Industry
Competitors
BUS 340: JinJian Garment Factory
The Team
Alvin Tang
Stefan Mi
Michael Hsu
Lili He
Mickey Ma
Angie Chan
Strengths
Short production lead-time
Low cost
Cheap labor

Weaknesses
Poor management
Poor leadership
Profit conflict within piecework system

Inexpensive land and labor
Close to HK and manageable
Special economic zone since economic reform
Opportunities
Industry-wide Organizational Injustice
Highly competitive
Little knowledge and control of demand

Threats
Distributive Justice
Procedural Justice
Informational Justice
Interpersonal Justice

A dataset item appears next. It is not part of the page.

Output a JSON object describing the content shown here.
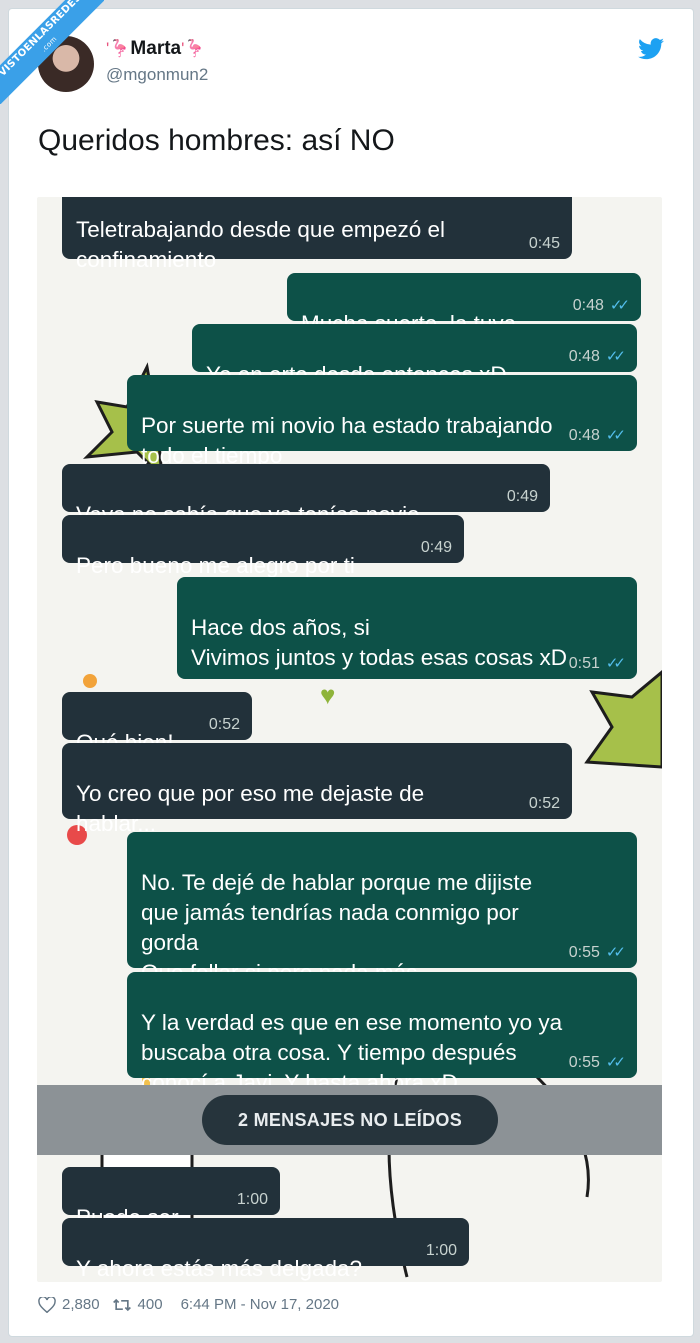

CMT Determination
Quality Problem
High Turnover
Organizational Injustice

INTERNAL CAPABILITIES
Industry Analysis
Low capital investment
$5000 to enter the business
Free trade in China
KSF: Low Cost
STRONG POWER
WEAK POWER
LOW TO MEDIUM POWER
LEADERSHIP
LEADERSHIP
Value: low educated but ambitious
Experience: no industry management experience
Vision: motivate workers
Team: no management team/ solo owned

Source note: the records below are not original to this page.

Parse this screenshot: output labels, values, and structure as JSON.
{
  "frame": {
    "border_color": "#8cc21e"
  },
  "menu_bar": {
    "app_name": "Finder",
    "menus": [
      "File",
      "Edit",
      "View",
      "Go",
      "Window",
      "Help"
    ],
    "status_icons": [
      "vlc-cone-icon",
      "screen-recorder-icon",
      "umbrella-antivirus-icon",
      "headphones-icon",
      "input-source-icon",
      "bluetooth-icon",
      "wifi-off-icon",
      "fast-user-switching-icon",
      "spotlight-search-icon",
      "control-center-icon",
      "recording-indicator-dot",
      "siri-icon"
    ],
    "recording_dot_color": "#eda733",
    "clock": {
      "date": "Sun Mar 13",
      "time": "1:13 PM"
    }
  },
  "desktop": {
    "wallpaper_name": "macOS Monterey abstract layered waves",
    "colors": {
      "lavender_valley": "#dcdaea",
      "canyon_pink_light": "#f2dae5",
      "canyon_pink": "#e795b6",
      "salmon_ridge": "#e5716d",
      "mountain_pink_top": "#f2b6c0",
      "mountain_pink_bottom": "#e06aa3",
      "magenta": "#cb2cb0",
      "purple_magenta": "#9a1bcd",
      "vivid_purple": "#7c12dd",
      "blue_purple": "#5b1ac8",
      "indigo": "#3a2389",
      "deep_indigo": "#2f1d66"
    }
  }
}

ORGANIZATION
System: piecework system
Structure: production team(10-15 workers)
Culture: sweatshops & guanxi

RESOURCES
Human: more than 250 workers
Operational: 150 sewing machines
Financial: $75,000 annual profit
Overcome
weaknesses
Grow
Restructure
Diversify
STRATEGY
STRATEGY
COST LEADERSHIP STRATEGY !
SHORT-TERM
European Order Problem
Outsource production to other company
Temporarily increase piecework rate
If < $15,000
LONG-TERM
Organizational Restructuring
Unfair Wage
Unfair Management Unfair Punishments
Distributive Injustice:
Procedural Injustice:
Interpersonal Injustice:
Auction System
Determining CMT and Fair Wage
Orders (high variability)
Teams bid CMT on orders
Lowest bid gets order
Manager splits piecework
Size, Design, Colour
Team A, $3 > Team B, $2.90, Team B produces (Dress shirt, Size M)
Bidding on production of Dress Shirt (Size M)
Inequality: Different wage levels

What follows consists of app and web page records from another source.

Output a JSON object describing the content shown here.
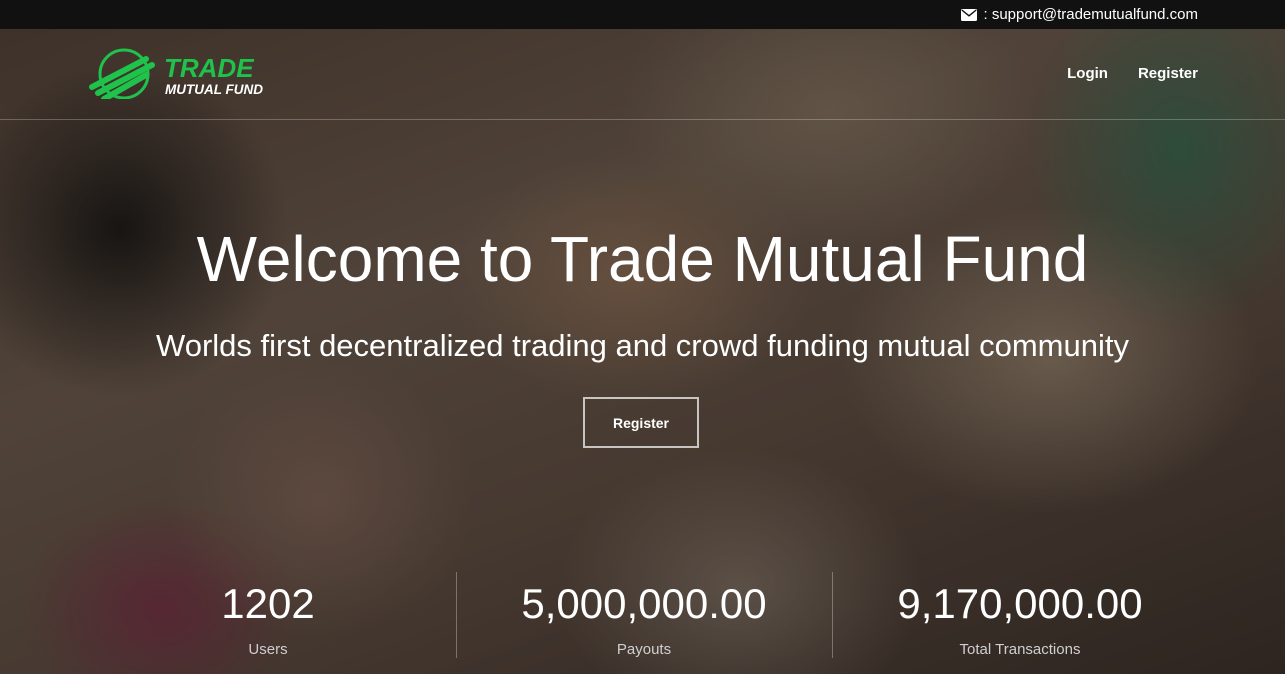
{
  "topbar": {
    "email": ": support@trademutualfund.com",
    "icon": "envelope-icon"
  },
  "brand": {
    "line1": "TRADE",
    "line2": "MUTUAL FUND",
    "accent_color": "#1fc24a"
  },
  "nav": {
    "login": "Login",
    "register": "Register"
  },
  "hero": {
    "title": "Welcome to Trade Mutual Fund",
    "subtitle": "Worlds first decentralized trading and crowd funding mutual community",
    "cta": "Register"
  },
  "stats": [
    {
      "value": "1202",
      "label": "Users"
    },
    {
      "value": "5,000,000.00",
      "label": "Payouts"
    },
    {
      "value": "9,170,000.00",
      "label": "Total Transactions"
    }
  ]
}
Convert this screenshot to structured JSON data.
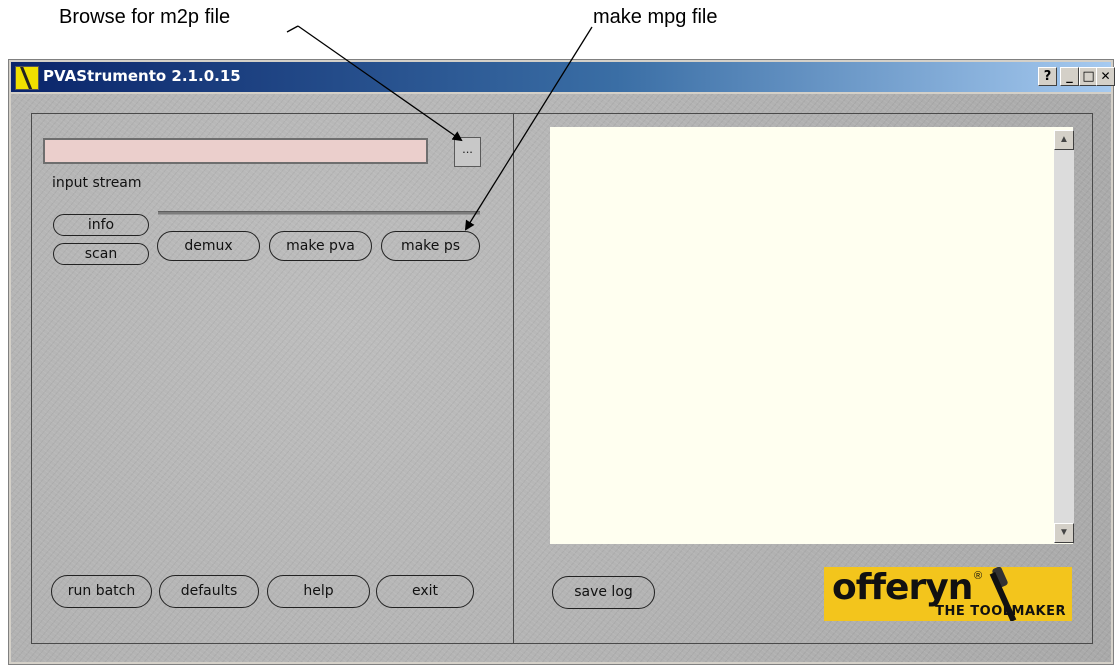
{
  "annotations": {
    "browse_note": "Browse for m2p file",
    "make_mpg_note": "make mpg file"
  },
  "window": {
    "title": "PVAStrumento 2.1.0.15",
    "help_btn": "?",
    "minimize_btn": "_",
    "maximize_btn": "□",
    "close_btn": "✕"
  },
  "left_panel": {
    "input_value": "",
    "browse_label": "...",
    "input_label": "input stream",
    "progress": 0,
    "buttons": {
      "info": "info",
      "scan": "scan",
      "demux": "demux",
      "make_pva": "make pva",
      "make_ps": "make ps",
      "run_batch": "run batch",
      "defaults": "defaults",
      "help": "help",
      "exit": "exit"
    }
  },
  "right_panel": {
    "log_text": "",
    "scroll_up": "▲",
    "scroll_down": "▼",
    "save_log": "save log",
    "logo": {
      "brand": "offeryn",
      "registered": "®",
      "tagline": "THE TOOLMAKER"
    }
  },
  "colors": {
    "input_bg": "#ebcfcc",
    "log_bg": "#fffff0",
    "logo_bg": "#f3c51c",
    "title_gradient_start": "#0a246a"
  }
}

Inequity: Unfair

Lack of standard procedure to determine fair compensation

Mismanagement
CMT/wage before production
(Informational Justice)

Teams bid CMT they are willing to produce (Procedural Justice)

Efficient CMT and wage determination (Distributive Justice)
Quality Assurance System
Job assignment

No communication

Morbidly long work hours

May be left without work

Compensation

Short production lead times
Establishing Quality and Fair Punishment
Skilled-Worker System
Reducing Turnover and Fair Management
Informational Injustice:
Quality monitoring within teams
(Procedural Justice)

Mistakes easily identified to individuals
(Informational Justice)

Fair Punishment
(Interpersonal Justice)
High Skilled workers assigned as Team Leaders/Managers
(Procedural Justice)

Assigning workers based on skills
(Distributive Justice)

Low team performance = demotion
(Interpersonal Justice)

Share options, build group cohesion
Supporting the Cost-Leader Strategy
Employee self-selection
Lower Turnover
Reduced Costs
Maintained Quality
Fair
Highly Competitive
KSF: Costs, Organizational Responsibility
Summary
Effective Organizational Justice:
Full transcript